BEGIN DATA FOR THE TASK

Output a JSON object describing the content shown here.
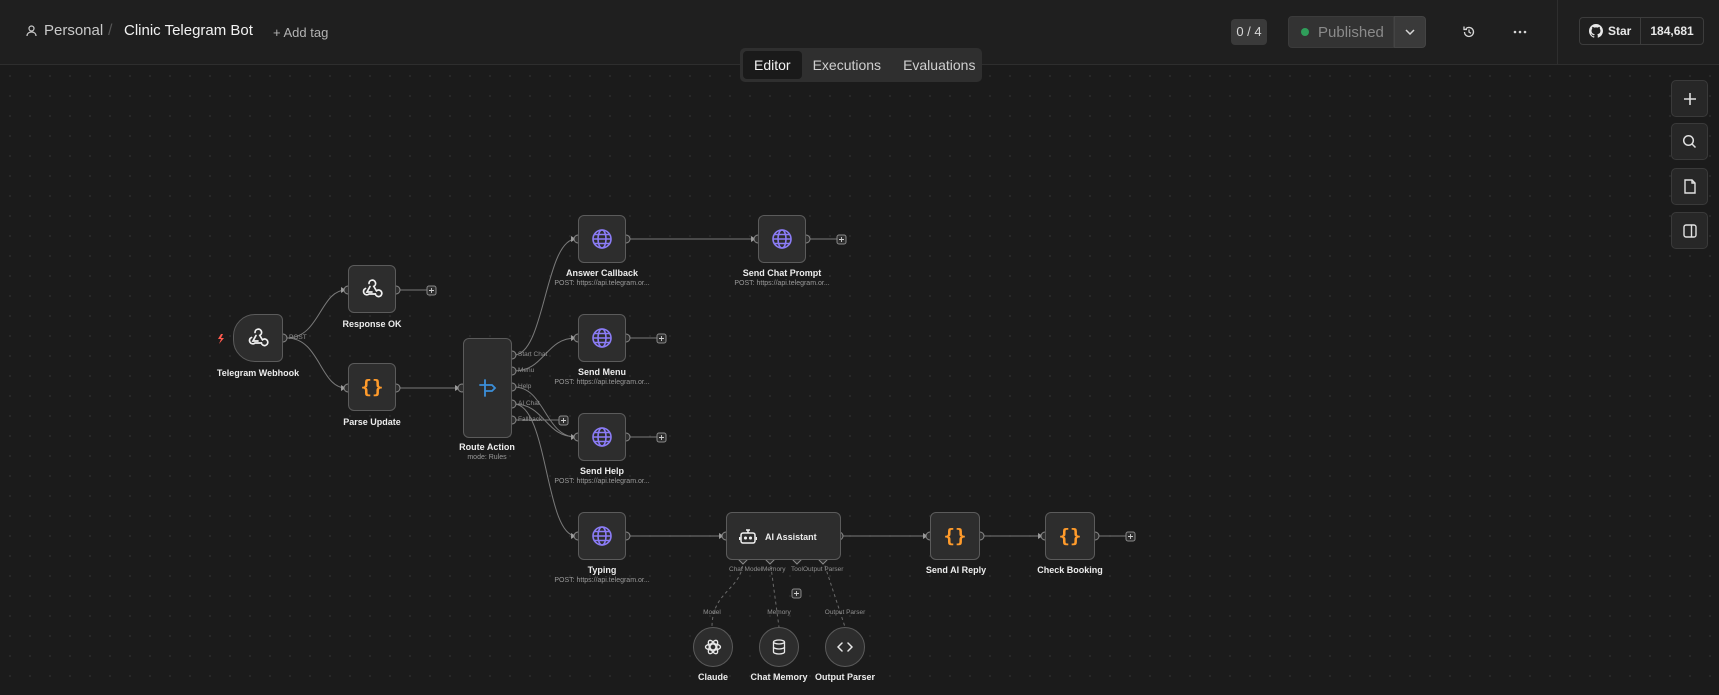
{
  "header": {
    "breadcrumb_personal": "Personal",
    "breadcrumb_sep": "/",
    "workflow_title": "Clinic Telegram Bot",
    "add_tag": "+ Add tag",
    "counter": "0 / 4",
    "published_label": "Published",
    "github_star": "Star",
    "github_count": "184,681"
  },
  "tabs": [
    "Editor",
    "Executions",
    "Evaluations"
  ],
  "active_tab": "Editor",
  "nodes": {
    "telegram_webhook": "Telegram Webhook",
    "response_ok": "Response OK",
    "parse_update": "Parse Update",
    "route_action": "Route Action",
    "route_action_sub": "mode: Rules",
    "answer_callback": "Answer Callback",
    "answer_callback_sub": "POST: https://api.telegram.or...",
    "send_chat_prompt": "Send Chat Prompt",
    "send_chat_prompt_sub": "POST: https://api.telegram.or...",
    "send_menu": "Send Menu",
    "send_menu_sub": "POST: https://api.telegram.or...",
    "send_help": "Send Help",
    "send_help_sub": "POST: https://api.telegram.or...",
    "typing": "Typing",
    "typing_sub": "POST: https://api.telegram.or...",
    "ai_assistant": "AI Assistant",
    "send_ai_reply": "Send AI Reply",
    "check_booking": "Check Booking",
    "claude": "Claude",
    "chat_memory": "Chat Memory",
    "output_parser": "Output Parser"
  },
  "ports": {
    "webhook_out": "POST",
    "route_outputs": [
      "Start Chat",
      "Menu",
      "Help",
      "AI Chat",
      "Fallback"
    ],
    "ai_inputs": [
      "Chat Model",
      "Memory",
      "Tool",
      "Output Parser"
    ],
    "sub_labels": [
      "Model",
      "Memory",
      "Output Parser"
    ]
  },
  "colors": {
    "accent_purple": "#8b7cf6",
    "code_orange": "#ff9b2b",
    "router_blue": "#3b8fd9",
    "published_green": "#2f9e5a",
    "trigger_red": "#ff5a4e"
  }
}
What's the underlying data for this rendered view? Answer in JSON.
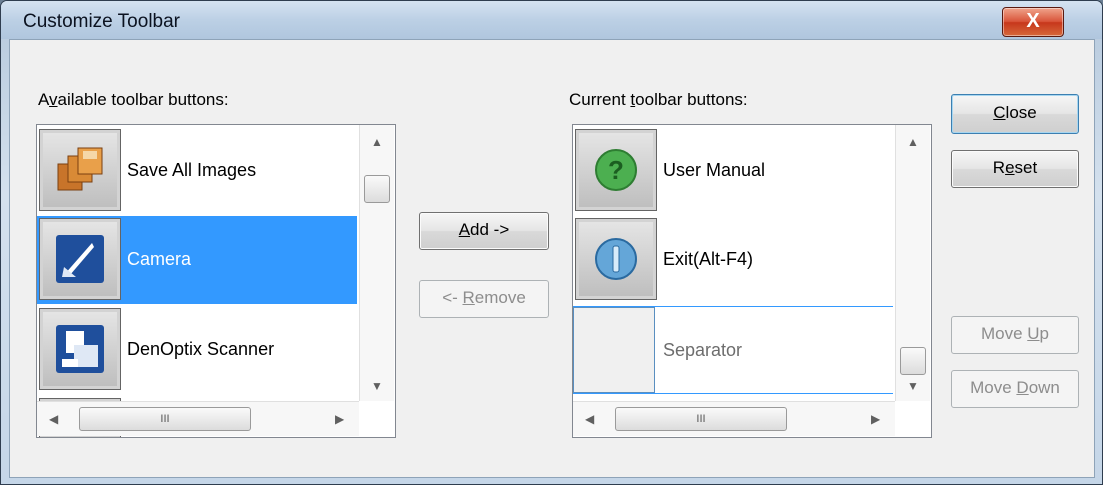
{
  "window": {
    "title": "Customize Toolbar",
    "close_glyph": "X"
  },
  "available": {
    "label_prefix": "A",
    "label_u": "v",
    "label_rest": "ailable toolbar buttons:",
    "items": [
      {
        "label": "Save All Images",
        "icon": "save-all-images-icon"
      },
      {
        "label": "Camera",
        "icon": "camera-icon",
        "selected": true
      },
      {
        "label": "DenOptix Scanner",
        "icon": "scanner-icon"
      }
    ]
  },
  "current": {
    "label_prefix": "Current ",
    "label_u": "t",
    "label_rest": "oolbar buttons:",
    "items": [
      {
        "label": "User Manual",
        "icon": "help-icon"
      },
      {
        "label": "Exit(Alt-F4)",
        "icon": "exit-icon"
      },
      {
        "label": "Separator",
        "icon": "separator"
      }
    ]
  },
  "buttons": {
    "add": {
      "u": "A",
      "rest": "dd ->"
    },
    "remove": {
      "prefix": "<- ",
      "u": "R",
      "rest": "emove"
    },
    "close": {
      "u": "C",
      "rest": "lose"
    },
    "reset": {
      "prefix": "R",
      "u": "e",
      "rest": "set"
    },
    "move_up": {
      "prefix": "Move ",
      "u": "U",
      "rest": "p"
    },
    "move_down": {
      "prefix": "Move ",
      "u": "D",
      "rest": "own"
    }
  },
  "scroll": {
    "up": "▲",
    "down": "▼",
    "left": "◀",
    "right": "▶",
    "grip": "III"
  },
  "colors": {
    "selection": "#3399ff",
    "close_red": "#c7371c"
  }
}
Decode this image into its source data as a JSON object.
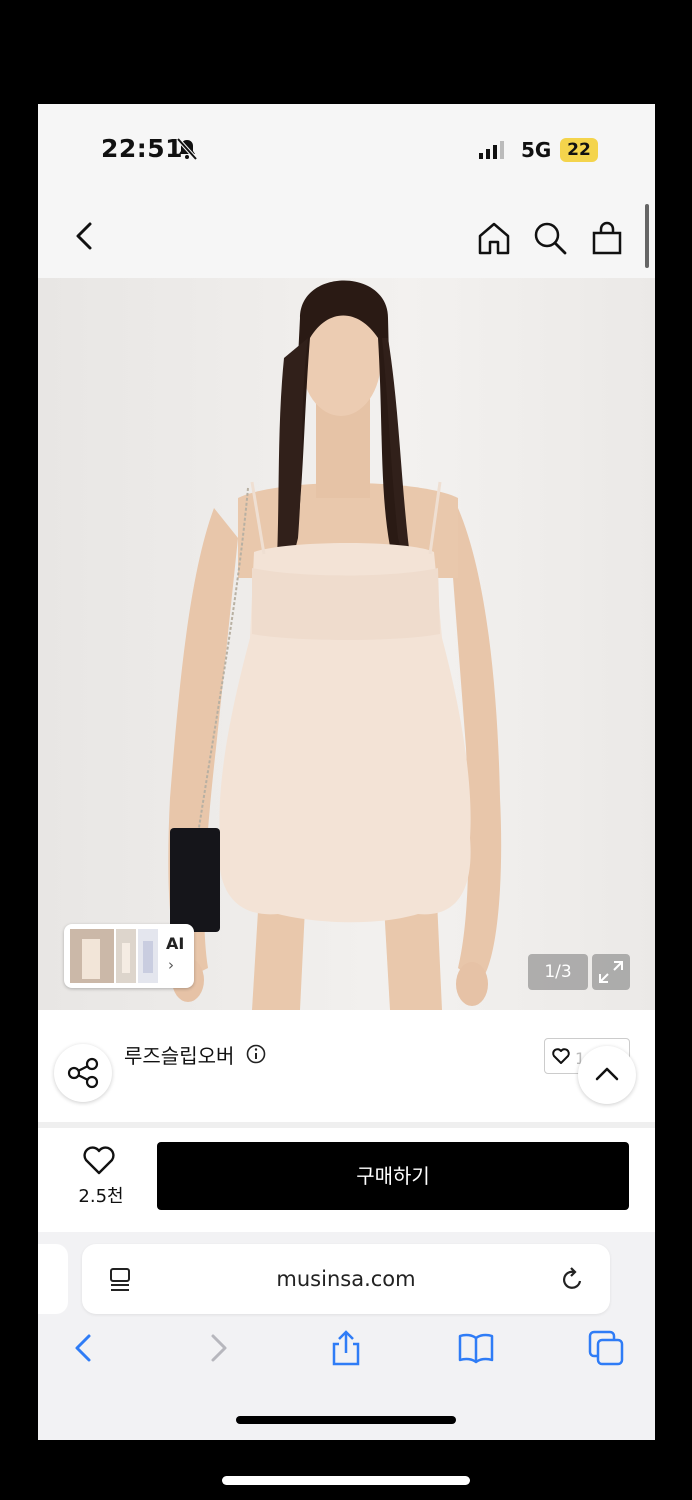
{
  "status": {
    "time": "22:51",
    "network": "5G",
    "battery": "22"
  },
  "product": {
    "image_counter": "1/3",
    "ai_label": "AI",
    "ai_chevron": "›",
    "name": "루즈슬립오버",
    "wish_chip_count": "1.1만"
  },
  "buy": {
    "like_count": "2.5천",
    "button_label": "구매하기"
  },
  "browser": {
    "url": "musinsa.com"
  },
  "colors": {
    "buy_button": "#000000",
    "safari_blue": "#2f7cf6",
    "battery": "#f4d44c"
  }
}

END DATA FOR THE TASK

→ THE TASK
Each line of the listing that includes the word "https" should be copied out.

→ WRITTEN ANSWER
    "answer_callback_sub": "POST: https://api.telegram.or...",
    "send_chat_prompt_sub": "POST: https://api.telegram.or...",
    "send_menu_sub": "POST: https://api.telegram.or...",
    "send_help_sub": "POST: https://api.telegram.or...",
    "typing_sub": "POST: https://api.telegram.or...",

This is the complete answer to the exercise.